[Recorded data]
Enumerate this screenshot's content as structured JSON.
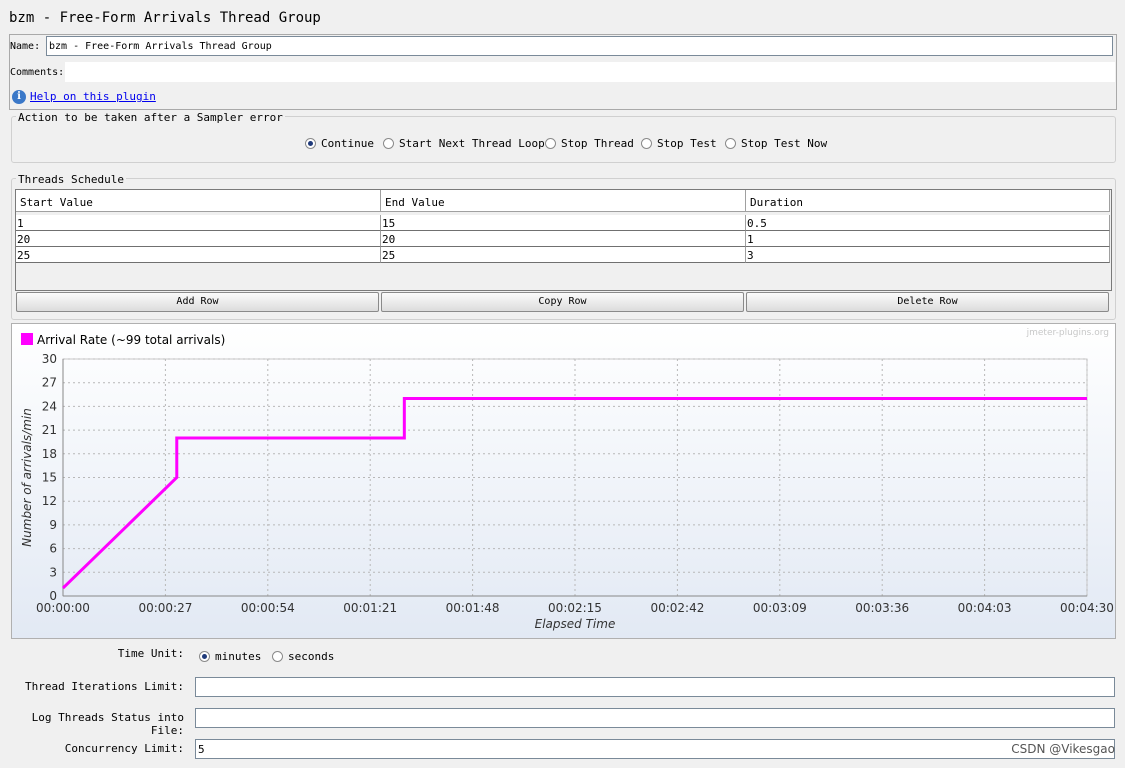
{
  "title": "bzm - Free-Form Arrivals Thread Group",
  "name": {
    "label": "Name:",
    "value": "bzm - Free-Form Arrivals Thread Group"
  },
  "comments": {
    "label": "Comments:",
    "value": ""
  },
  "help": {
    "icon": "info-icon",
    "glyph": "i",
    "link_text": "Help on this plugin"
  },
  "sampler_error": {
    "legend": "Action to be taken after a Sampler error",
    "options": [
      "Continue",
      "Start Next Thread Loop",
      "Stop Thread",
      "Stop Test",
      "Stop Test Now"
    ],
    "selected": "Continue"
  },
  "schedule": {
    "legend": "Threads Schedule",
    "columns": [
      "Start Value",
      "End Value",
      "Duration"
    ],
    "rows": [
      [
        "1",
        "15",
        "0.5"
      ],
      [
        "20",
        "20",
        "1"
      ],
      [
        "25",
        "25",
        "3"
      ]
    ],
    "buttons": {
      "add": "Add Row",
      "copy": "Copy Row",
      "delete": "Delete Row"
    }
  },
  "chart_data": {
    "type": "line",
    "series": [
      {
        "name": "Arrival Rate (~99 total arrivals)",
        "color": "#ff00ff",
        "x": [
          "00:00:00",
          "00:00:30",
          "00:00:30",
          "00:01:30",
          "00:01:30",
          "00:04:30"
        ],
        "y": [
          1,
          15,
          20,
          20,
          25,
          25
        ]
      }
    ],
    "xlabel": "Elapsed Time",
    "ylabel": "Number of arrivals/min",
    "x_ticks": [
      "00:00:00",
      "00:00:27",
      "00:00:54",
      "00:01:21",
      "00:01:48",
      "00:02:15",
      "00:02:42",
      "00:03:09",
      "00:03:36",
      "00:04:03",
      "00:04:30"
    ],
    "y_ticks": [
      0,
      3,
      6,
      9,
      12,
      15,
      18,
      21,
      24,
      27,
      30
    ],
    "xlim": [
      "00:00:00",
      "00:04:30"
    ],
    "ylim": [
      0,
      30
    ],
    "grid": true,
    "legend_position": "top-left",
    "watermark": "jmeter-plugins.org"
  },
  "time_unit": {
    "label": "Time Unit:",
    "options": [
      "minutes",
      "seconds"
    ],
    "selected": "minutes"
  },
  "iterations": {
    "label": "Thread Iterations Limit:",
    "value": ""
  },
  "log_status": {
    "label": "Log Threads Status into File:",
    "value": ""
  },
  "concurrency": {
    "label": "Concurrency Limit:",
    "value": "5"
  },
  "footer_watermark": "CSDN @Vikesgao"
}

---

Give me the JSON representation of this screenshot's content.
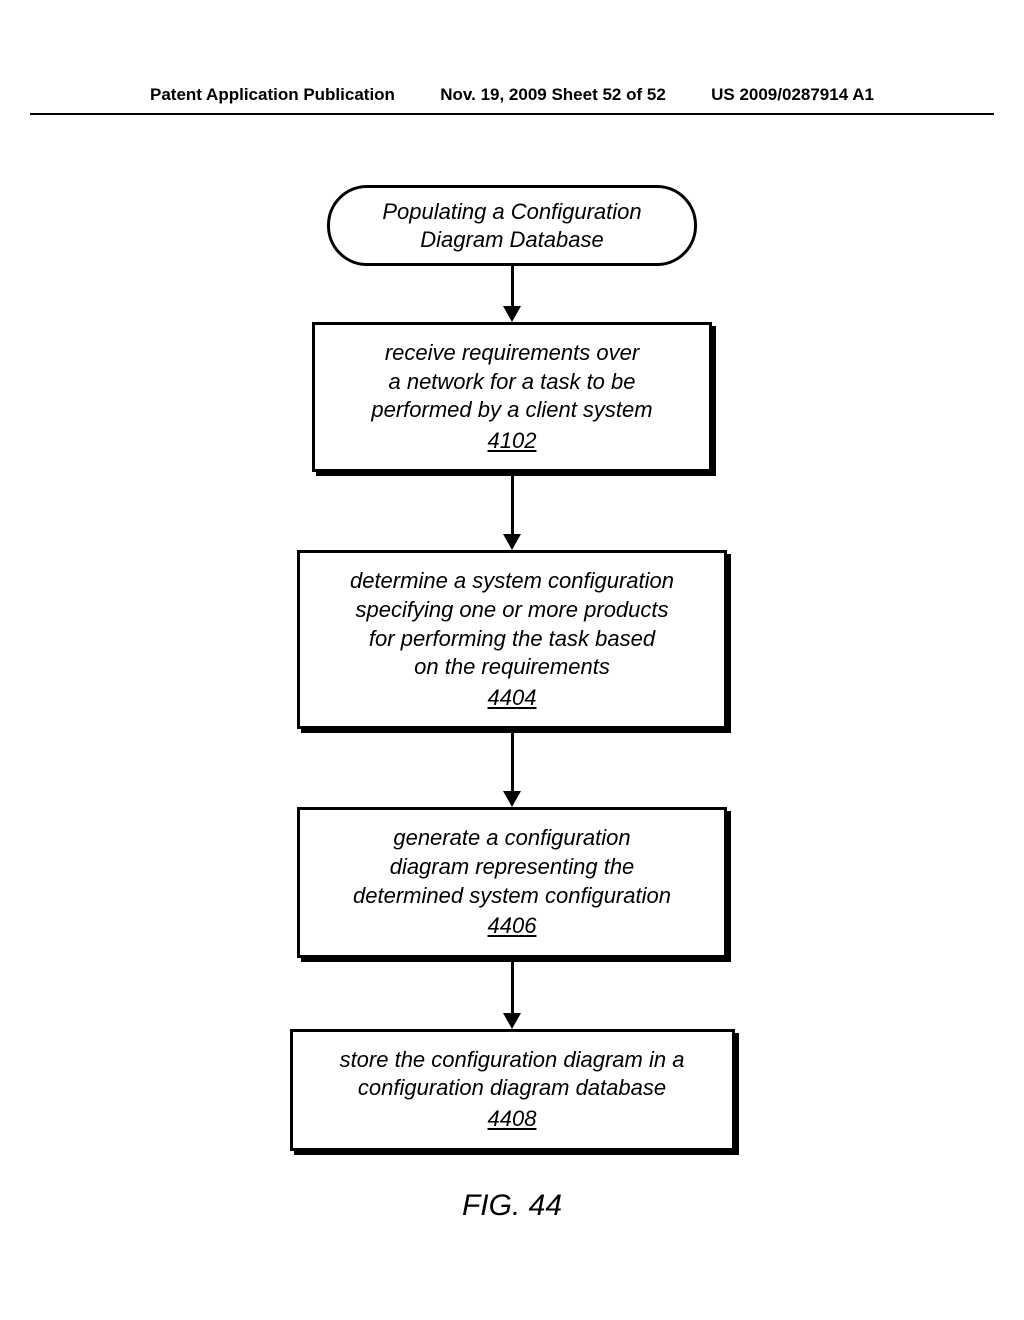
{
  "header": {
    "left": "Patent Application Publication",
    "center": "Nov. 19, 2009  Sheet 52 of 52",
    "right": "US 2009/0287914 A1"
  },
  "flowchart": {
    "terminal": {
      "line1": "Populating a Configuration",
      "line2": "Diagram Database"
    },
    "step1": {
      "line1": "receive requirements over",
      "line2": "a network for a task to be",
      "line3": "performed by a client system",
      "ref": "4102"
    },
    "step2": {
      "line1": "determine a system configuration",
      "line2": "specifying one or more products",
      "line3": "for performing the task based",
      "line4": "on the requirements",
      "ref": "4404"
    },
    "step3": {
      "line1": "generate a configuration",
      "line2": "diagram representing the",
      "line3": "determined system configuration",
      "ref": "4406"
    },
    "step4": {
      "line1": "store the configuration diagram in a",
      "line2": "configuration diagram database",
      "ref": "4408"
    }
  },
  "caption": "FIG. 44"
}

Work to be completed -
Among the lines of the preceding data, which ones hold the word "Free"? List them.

Expected answer -
  "title": "bzm - Free-Form Arrivals Thread Group",
    "value": "bzm - Free-Form Arrivals Thread Group"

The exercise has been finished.